Aim of the task -> State only how many lines of the records contain the string "Spencer".

Information provided ->
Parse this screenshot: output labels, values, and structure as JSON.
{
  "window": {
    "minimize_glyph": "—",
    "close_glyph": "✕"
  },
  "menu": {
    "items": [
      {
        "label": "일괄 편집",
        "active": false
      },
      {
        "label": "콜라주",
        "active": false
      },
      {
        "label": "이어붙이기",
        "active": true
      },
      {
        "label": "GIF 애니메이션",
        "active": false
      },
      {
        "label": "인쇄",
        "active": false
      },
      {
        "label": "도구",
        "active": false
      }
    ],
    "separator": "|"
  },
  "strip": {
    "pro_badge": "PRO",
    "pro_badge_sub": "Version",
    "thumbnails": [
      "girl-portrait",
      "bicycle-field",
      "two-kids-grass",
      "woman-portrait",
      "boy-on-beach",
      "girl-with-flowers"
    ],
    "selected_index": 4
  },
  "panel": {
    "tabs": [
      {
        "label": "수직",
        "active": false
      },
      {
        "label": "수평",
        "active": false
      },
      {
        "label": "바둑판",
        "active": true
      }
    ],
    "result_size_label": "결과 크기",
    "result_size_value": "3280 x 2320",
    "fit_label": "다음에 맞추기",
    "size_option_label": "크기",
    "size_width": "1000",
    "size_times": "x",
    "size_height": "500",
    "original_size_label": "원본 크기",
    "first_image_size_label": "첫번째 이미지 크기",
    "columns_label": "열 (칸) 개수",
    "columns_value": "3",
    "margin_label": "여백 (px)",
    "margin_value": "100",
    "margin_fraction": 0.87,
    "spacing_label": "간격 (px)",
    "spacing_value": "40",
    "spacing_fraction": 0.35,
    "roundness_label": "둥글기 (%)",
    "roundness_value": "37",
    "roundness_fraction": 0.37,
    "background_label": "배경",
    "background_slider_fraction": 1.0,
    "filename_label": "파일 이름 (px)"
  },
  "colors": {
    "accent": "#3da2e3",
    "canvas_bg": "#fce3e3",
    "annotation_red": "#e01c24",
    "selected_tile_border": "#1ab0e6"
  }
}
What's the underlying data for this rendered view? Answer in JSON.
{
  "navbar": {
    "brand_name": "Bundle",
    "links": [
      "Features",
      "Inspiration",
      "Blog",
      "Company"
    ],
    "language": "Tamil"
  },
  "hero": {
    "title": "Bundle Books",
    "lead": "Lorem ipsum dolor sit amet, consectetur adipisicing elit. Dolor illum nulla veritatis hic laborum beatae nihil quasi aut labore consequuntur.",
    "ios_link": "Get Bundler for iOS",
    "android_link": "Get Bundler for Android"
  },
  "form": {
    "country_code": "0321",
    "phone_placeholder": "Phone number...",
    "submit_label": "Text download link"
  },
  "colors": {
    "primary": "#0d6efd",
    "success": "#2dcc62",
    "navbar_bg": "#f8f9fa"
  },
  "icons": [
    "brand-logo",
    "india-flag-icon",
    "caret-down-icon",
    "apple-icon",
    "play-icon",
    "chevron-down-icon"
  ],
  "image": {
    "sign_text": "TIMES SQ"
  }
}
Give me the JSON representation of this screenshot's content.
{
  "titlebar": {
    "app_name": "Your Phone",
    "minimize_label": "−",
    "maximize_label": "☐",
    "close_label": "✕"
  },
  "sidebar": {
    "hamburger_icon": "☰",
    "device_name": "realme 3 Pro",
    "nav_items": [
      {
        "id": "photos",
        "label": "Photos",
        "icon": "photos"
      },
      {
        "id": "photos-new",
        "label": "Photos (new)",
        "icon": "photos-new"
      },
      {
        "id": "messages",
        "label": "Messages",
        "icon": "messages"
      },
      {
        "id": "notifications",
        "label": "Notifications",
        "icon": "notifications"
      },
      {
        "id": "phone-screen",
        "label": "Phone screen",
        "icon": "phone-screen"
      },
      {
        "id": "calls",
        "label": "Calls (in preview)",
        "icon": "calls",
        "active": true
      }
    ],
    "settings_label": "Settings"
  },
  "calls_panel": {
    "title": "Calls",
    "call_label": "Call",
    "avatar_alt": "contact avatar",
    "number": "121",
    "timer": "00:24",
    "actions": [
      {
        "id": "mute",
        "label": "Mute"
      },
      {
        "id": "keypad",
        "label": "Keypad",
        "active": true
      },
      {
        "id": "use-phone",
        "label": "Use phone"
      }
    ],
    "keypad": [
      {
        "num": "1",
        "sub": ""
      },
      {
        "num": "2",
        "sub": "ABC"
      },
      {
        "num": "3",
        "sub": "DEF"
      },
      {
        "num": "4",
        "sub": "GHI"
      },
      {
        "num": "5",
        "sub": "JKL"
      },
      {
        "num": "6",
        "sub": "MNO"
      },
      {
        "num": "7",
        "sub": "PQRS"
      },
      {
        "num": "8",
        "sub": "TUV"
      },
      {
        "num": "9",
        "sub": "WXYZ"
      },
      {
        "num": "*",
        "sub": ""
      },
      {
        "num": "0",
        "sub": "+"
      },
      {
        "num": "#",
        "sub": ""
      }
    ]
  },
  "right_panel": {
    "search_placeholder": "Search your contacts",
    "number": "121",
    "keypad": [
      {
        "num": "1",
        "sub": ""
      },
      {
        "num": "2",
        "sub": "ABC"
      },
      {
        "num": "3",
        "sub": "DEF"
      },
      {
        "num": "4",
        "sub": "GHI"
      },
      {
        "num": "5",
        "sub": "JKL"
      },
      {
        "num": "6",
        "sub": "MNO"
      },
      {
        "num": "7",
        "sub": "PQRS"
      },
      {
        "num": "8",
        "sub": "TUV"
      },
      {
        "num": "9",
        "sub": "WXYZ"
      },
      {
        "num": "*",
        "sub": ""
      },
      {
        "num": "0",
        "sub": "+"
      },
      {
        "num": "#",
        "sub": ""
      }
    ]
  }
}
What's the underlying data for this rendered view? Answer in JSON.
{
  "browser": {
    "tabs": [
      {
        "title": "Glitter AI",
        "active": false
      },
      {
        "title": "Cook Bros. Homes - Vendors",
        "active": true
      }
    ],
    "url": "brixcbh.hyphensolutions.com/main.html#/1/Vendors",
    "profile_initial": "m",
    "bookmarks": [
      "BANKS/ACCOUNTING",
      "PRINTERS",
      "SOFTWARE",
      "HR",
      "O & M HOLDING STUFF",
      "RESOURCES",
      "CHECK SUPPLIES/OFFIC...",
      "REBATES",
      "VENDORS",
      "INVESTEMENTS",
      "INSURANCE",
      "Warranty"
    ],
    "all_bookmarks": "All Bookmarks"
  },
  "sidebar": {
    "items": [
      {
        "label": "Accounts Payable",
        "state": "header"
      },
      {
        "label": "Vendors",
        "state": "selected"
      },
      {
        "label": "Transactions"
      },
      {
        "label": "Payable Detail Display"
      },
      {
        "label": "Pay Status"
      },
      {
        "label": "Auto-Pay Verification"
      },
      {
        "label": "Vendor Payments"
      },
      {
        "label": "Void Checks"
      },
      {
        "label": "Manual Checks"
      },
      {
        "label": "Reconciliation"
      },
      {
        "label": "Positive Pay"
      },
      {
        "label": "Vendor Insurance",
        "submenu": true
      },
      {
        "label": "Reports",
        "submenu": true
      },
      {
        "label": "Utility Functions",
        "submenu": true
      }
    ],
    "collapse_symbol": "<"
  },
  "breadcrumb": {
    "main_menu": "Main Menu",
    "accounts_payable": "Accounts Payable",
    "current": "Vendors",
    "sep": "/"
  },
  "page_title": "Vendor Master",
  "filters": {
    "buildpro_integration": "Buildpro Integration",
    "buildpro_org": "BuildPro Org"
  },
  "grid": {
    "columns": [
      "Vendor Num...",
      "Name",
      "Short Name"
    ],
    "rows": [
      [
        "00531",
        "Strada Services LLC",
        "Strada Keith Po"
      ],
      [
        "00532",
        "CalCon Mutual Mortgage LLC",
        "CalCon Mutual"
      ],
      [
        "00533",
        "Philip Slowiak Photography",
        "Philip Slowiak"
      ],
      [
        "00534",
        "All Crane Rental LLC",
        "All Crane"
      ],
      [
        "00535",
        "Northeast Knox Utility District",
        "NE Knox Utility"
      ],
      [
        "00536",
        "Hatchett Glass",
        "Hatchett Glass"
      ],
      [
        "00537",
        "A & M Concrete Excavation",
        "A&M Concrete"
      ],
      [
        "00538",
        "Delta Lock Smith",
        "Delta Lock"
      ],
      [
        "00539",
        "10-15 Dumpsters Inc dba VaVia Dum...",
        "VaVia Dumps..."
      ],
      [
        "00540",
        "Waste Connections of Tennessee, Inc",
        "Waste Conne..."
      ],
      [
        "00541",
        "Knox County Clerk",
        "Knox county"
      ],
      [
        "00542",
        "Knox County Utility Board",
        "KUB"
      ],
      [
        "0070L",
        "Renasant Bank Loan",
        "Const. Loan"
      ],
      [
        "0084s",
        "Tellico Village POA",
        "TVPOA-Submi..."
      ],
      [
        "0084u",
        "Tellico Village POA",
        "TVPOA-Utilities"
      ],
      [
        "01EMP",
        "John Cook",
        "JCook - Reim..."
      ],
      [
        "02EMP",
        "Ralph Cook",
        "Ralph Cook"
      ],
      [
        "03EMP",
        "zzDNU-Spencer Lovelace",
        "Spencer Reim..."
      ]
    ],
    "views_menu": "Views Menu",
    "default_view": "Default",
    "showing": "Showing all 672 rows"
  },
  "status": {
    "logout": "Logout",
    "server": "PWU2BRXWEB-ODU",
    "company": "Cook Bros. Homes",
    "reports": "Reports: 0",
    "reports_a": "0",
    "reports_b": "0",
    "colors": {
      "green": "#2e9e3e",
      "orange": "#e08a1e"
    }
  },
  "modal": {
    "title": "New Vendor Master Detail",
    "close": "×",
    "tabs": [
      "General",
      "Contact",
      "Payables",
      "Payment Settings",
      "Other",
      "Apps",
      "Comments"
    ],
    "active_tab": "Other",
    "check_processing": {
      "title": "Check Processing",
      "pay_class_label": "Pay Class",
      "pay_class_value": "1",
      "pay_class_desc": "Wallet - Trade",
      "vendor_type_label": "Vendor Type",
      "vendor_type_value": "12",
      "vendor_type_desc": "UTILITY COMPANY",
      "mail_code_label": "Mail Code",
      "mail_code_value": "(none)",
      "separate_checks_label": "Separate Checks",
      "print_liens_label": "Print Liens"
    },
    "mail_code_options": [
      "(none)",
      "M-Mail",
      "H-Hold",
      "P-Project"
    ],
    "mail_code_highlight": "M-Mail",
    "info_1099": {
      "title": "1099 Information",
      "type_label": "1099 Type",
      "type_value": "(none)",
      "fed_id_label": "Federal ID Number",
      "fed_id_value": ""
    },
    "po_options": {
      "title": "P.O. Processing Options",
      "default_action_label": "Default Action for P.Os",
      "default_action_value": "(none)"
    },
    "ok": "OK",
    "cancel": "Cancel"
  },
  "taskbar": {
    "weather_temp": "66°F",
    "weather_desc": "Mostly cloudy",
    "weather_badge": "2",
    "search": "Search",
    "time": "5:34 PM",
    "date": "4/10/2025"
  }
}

Response -> 2